▶ [TASK]:
In the entries below, spot each line with the word "Active" and copy it.

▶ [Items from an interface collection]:
┌──

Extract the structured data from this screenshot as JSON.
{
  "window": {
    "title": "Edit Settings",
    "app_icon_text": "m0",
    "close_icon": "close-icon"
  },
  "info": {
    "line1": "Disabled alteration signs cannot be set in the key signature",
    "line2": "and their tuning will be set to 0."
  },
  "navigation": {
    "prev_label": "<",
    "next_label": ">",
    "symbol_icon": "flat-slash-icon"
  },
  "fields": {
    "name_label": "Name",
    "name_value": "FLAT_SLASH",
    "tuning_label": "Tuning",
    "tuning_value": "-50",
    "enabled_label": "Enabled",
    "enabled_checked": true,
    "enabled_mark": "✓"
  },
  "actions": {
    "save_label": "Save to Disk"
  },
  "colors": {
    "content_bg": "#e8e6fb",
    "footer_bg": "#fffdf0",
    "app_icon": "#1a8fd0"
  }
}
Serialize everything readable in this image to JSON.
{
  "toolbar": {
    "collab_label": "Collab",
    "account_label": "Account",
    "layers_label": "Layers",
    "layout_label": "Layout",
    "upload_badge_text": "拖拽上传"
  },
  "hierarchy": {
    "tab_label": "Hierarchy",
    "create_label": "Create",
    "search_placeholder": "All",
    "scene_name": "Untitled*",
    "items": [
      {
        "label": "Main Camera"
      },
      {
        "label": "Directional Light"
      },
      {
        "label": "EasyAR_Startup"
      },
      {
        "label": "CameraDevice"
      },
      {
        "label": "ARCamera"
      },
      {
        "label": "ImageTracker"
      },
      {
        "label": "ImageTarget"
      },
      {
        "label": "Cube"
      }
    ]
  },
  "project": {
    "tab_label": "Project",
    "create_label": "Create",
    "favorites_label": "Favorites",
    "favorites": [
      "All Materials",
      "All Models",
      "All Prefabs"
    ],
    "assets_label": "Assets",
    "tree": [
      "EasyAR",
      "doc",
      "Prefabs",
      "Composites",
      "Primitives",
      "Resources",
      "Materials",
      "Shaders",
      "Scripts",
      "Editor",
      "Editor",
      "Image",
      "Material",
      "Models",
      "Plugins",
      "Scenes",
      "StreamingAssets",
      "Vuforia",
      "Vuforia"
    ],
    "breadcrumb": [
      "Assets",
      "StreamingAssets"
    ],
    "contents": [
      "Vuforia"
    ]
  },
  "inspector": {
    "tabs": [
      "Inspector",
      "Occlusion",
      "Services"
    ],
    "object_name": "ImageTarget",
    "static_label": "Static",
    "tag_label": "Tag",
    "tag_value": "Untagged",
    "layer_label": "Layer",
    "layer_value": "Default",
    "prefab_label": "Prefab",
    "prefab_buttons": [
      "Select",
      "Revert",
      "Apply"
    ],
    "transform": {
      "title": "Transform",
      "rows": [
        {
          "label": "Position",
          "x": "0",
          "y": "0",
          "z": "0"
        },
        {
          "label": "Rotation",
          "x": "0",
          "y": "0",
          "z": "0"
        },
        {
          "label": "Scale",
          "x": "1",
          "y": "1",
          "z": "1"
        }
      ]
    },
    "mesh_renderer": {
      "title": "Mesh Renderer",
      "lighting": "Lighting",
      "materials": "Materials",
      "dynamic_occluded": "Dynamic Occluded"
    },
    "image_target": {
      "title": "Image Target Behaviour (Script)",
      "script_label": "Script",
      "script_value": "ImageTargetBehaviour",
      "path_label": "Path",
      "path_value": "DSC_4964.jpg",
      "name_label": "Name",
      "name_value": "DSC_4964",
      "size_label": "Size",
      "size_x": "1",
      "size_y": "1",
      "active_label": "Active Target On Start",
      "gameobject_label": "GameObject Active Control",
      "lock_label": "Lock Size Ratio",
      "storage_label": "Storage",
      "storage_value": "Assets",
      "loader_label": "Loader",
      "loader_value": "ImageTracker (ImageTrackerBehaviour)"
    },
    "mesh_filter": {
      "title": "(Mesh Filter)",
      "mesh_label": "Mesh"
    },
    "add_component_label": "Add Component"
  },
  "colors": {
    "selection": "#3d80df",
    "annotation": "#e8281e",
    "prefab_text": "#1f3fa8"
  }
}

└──

▶ [EXERCISE OUTPUT]:
      "active_label": "Active Target On Start",
      "gameobject_label": "GameObject Active Control",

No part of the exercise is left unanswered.